I recently had someone ask me about Scrivener and other writing tools. They were interested in my opinion of their usefulness as an established author and whether they should purchase some of the tools folks are discussing on sites like Facebook.
Scrivener is a great tool but it has a bit of a learning curve. It allows you to organize complex novels or trilogies and have important character and worldbuilding information at your fingertips.
If you participate in NaNoWriMo, you can usually get it for half off if you hit your 50K word goal for November. It’s only around twenty bucks with the discount.
Here’s the funny thing. I almost always write using Notepad++, which is like Windows Notepad but with multiple tabs. I have 113 tabs open on mine as I type this. That’s a lot of short stories and novel chapters. I personally like writing with it because it takes away all of the formatting and forces me to just write the words. When I’m done with a short story, I normally paste it into Word, update any required formatting, and then send it off to an editor or a slushpile. If I’m working on a novel, I paste the chapter into Scrivener and update the formatting. This works for me because it prevents me from getting distracted with minutiae.
If you decide to try Scrivener (they do have a trial version), you can find lots of interesting templates for novels and training videos on YouTube.
The Marshall Plan is one that comes up every so often, and it can be useful if you’re interested in answering a lot of questions as you build out the plot.
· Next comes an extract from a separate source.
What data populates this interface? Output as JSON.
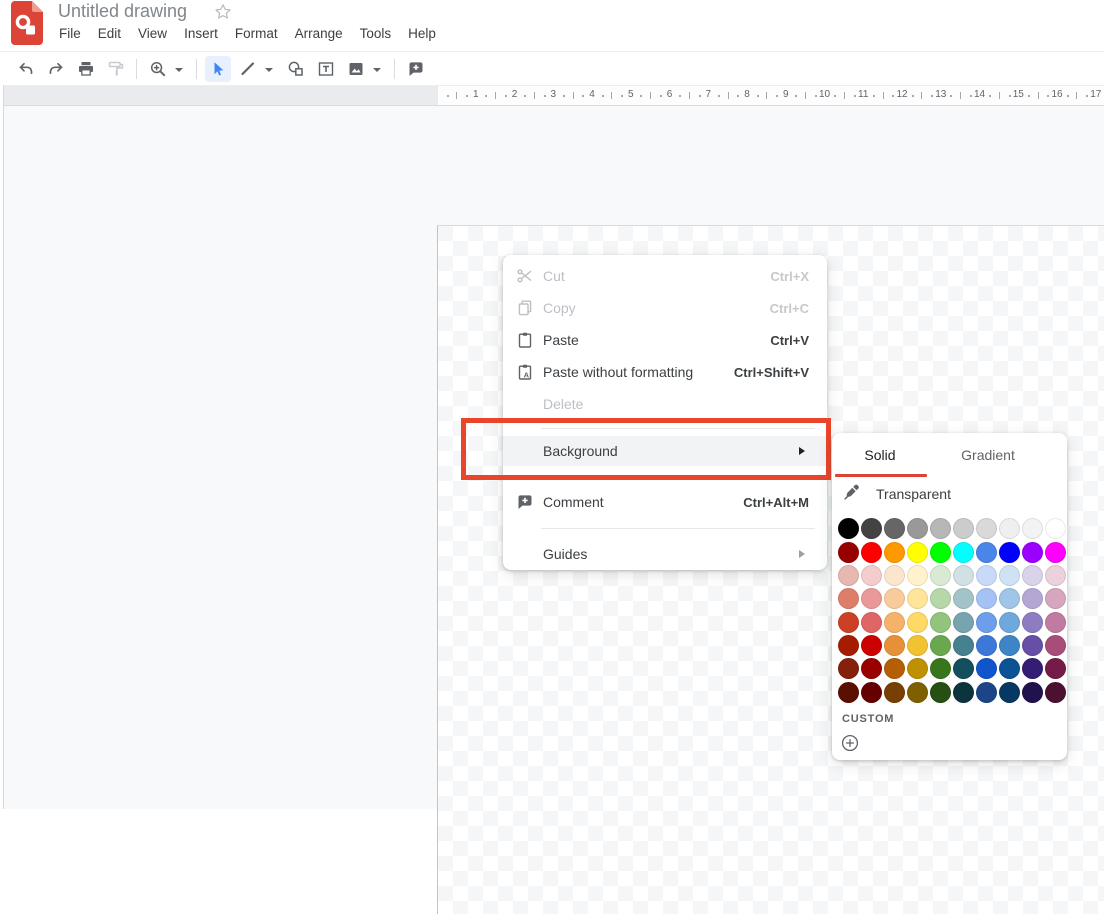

I have both the book and the workbook because I bought everything hoping there was a magic answer to writing novels. Before you invest in books (unless they’re on the bargain table), I would recommend you get your local library to get a copy through intra-library loan so you can see if it is something you’d use over and over. I did get some good ideas from the Marshall Plan, but I eventually evolved a new system that worked with my style of writing.
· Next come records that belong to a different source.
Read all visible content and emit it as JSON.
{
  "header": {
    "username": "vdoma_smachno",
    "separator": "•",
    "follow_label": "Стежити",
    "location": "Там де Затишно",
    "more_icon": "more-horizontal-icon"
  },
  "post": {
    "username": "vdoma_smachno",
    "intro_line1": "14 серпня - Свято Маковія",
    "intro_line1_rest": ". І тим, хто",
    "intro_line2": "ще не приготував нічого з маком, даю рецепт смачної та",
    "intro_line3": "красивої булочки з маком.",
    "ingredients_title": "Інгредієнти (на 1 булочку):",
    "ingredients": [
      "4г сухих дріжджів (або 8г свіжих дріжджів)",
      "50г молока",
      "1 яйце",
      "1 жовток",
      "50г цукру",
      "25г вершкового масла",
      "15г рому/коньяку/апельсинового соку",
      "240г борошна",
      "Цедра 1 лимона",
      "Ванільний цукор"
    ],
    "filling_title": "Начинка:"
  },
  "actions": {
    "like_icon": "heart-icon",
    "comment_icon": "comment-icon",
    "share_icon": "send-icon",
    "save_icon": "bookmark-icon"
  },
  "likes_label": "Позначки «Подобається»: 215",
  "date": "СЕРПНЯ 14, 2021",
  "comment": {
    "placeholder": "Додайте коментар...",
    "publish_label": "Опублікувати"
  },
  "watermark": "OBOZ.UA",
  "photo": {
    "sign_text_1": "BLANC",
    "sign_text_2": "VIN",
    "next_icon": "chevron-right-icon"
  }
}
As far as formatting, manuscripts are almost always in Shunn format. There may be some tweaks outlined in the guidelines of a publisher, but the vast majority use Shunn as the standard.
Short stories: http://www.shunn.net/format/story.html
I have free Word templates for short stories in Shunn format here on my website in the Downloads section. Some publishers like running headers but most don’t. You can download both types there for free if you wish. I don’t keep your email address or add it to my mailing list, just so you know.
When I was re-starting my writing career I kept looking for books and useful tools to help me write. I would recommend authors focus on getting words on a page foremost and then look into other tools like Scrivener, the Marshall Plan, or the Snowflake Method of outlining when you’re ready to try different things, understanding it will take away some of your writing time when you’re learning something new. Apps and books won’t replace word generation on a page. I spent a lot of money until I realized I should only invest in something because it accomplishes or fulfills a concrete need like helping me generate words when my carpal tunnel flares up (Nuance Dragon Dictate Premium 13 and a condenser microphone), book formatting (Jutoh, Adobe Acrobat Pro, and Adobe InDesign for my uses), or graphic novel art tools (Poser, Adobe Photoshop). I can afford the expensive tools because I no longer buy everything that looks interesting or nifty.